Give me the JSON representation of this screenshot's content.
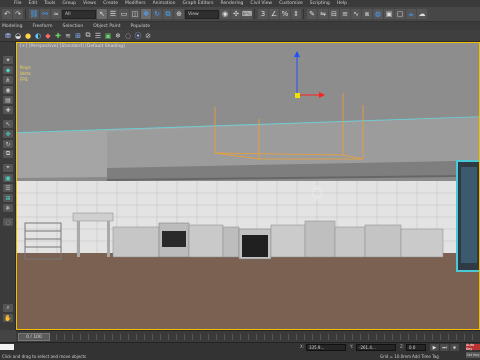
{
  "menu": {
    "items": [
      "File",
      "Edit",
      "Tools",
      "Group",
      "Views",
      "Create",
      "Modifiers",
      "Animation",
      "Graph Editors",
      "Rendering",
      "Civil View",
      "Customize",
      "Scripting",
      "Help"
    ]
  },
  "toolbar": {
    "selection_filter": "All",
    "view_dropdown": "View"
  },
  "ribbon": {
    "tabs": [
      "Modeling",
      "Freeform",
      "Selection",
      "Object Paint",
      "Populate"
    ]
  },
  "viewport": {
    "label": "[+] [Perspective] [Standard] [Default Shading]",
    "stats": [
      "Polys:",
      "Verts:",
      "FPS:"
    ]
  },
  "timeline": {
    "frame_label": "0 / 100"
  },
  "status": {
    "message": "Click and drag to select and move objects",
    "x_label": "X:",
    "x_value": "335.9...",
    "y_label": "Y:",
    "y_value": "-261.4...",
    "z_label": "Z:",
    "z_value": "0.0",
    "grid": "Grid = 10.0mm",
    "add_time_tag": "Add Time Tag",
    "auto_key": "Auto Key",
    "set_key": "Set Key"
  },
  "colors": {
    "selection_gizmo": "#f0a030",
    "viewport_bg": "#8a8a8a",
    "floor": "#7a6152",
    "wall_top": "#b9b9b9"
  }
}
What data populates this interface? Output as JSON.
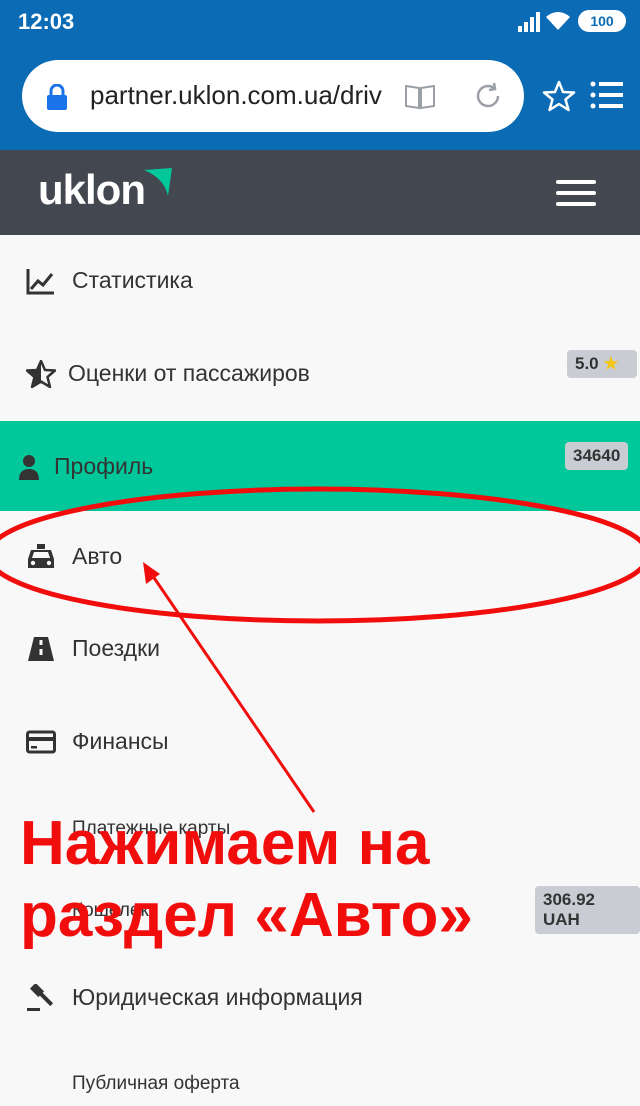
{
  "status_bar": {
    "time": "12:03",
    "battery": "100"
  },
  "browser": {
    "url": "partner.uklon.com.ua/driv"
  },
  "header": {
    "logo": "uklon"
  },
  "menu": {
    "items": [
      {
        "label": "Статистика"
      },
      {
        "label": "Оценки от пассажиров",
        "badge": "5.0"
      },
      {
        "label": "Профиль",
        "badge": "34640",
        "active": true
      },
      {
        "label": "Авто"
      },
      {
        "label": "Поездки"
      },
      {
        "label": "Финансы"
      },
      {
        "label": "Платежные карты",
        "sub": true
      },
      {
        "label": "Кошелек",
        "sub": true,
        "badge": "306.92 UAH"
      },
      {
        "label": "Юридическая информация"
      },
      {
        "label": "Публичная оферта",
        "sub": true
      }
    ]
  },
  "annotation": {
    "line1": "Нажимаем на",
    "line2": "раздел «Авто»"
  },
  "colors": {
    "browser_bar": "#0b6bb4",
    "app_header": "#424750",
    "active_item": "#00c89b",
    "annotation": "#f20d0d"
  }
}
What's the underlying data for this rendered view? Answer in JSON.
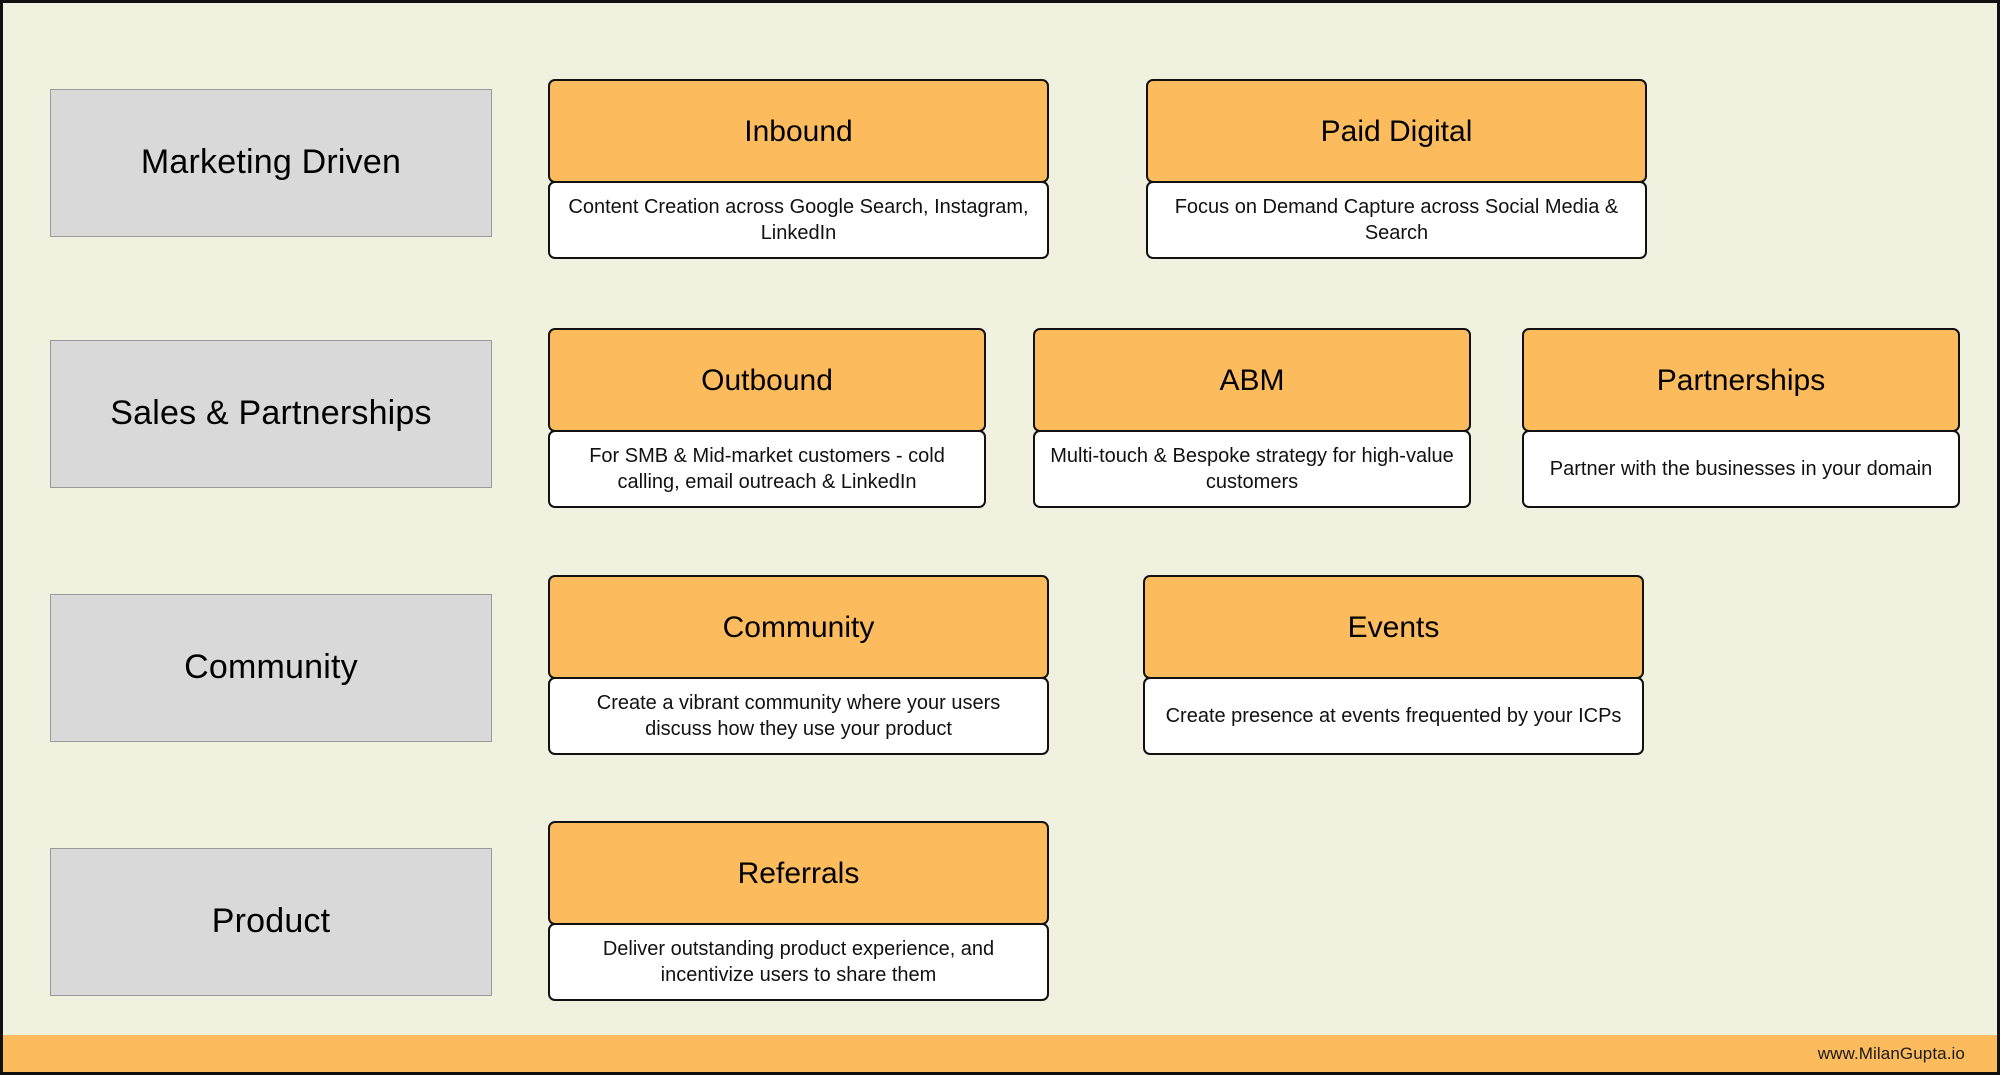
{
  "theme": {
    "background": "#F0F1DE",
    "accent_orange": "#FCBC5E",
    "category_gray": "#D9D9D9",
    "card_body_white": "#FFFFFF",
    "outline": "#111111"
  },
  "rows": [
    {
      "category": "Marketing Driven",
      "cards": [
        {
          "title": "Inbound",
          "description": "Content Creation across Google Search, Instagram, LinkedIn"
        },
        {
          "title": "Paid Digital",
          "description": "Focus on Demand Capture across Social Media & Search"
        }
      ]
    },
    {
      "category": "Sales & Partnerships",
      "cards": [
        {
          "title": "Outbound",
          "description": "For SMB & Mid-market customers - cold calling, email outreach & LinkedIn"
        },
        {
          "title": "ABM",
          "description": "Multi-touch & Bespoke strategy for high-value customers"
        },
        {
          "title": "Partnerships",
          "description": "Partner with the businesses in your domain"
        }
      ]
    },
    {
      "category": "Community",
      "cards": [
        {
          "title": "Community",
          "description": "Create a vibrant community where your users discuss how they use your product"
        },
        {
          "title": "Events",
          "description": "Create presence at events frequented by your ICPs"
        }
      ]
    },
    {
      "category": "Product",
      "cards": [
        {
          "title": "Referrals",
          "description": "Deliver outstanding product experience, and incentivize users to share them"
        }
      ]
    }
  ],
  "footer": {
    "url": "www.MilanGupta.io"
  }
}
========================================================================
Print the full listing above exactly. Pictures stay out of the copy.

Give me the JSON representation of this screenshot's content.
{
  "menu": {
    "items": [
      "File",
      "Edit",
      "Tools",
      "Group",
      "Views",
      "Create",
      "Modifiers",
      "Animation",
      "Graph Editors",
      "Rendering",
      "Civil View",
      "Customize",
      "Scripting",
      "Help"
    ]
  },
  "toolbar": {
    "selection_filter": "All",
    "view_dropdown": "View"
  },
  "ribbon": {
    "tabs": [
      "Modeling",
      "Freeform",
      "Selection",
      "Object Paint",
      "Populate"
    ]
  },
  "viewport": {
    "label": "[+] [Perspective] [Standard] [Default Shading]",
    "stats": [
      "Polys:",
      "Verts:",
      "FPS:"
    ]
  },
  "timeline": {
    "frame_label": "0 / 100"
  },
  "status": {
    "message": "Click and drag to select and move objects",
    "x_label": "X:",
    "x_value": "335.9...",
    "y_label": "Y:",
    "y_value": "-261.4...",
    "z_label": "Z:",
    "z_value": "0.0",
    "grid": "Grid = 10.0mm",
    "add_time_tag": "Add Time Tag",
    "auto_key": "Auto Key",
    "set_key": "Set Key"
  },
  "colors": {
    "selection_gizmo": "#f0a030",
    "viewport_bg": "#8a8a8a",
    "floor": "#7a6152",
    "wall_top": "#b9b9b9"
  }
}
What data populates this interface? Output as JSON.
{
  "status_bar": {
    "time": "12:03",
    "battery": "100"
  },
  "browser": {
    "url": "partner.uklon.com.ua/driv"
  },
  "header": {
    "logo": "uklon"
  },
  "menu": {
    "items": [
      {
        "label": "Статистика"
      },
      {
        "label": "Оценки от пассажиров",
        "badge": "5.0"
      },
      {
        "label": "Профиль",
        "badge": "34640",
        "active": true
      },
      {
        "label": "Авто"
      },
      {
        "label": "Поездки"
      },
      {
        "label": "Финансы"
      },
      {
        "label": "Платежные карты",
        "sub": true
      },
      {
        "label": "Кошелек",
        "sub": true,
        "badge": "306.92 UAH"
      },
      {
        "label": "Юридическая информация"
      },
      {
        "label": "Публичная оферта",
        "sub": true
      }
    ]
  },
  "annotation": {
    "line1": "Нажимаем на",
    "line2": "раздел «Авто»"
  },
  "colors": {
    "browser_bar": "#0b6bb4",
    "app_header": "#424750",
    "active_item": "#00c89b",
    "annotation": "#f20d0d"
  }
}
What's the underlying data for this rendered view? Answer in JSON.
{
  "theme": {
    "background": "#F0F1DE",
    "accent_orange": "#FCBC5E",
    "category_gray": "#D9D9D9",
    "card_body_white": "#FFFFFF",
    "outline": "#111111"
  },
  "rows": [
    {
      "category": "Marketing Driven",
      "cards": [
        {
          "title": "Inbound",
          "description": "Content Creation across Google Search, Instagram, LinkedIn"
        },
        {
          "title": "Paid Digital",
          "description": "Focus on Demand Capture across Social Media & Search"
        }
      ]
    },
    {
      "category": "Sales & Partnerships",
      "cards": [
        {
          "title": "Outbound",
          "description": "For SMB & Mid-market customers - cold calling, email outreach & LinkedIn"
        },
        {
          "title": "ABM",
          "description": "Multi-touch & Bespoke strategy for high-value customers"
        },
        {
          "title": "Partnerships",
          "description": "Partner with the businesses in your domain"
        }
      ]
    },
    {
      "category": "Community",
      "cards": [
        {
          "title": "Community",
          "description": "Create a vibrant community where your users discuss how they use your product"
        },
        {
          "title": "Events",
          "description": "Create presence at events frequented by your ICPs"
        }
      ]
    },
    {
      "category": "Product",
      "cards": [
        {
          "title": "Referrals",
          "description": "Deliver outstanding product experience, and incentivize users to share them"
        }
      ]
    }
  ],
  "footer": {
    "url": "www.MilanGupta.io"
  }
}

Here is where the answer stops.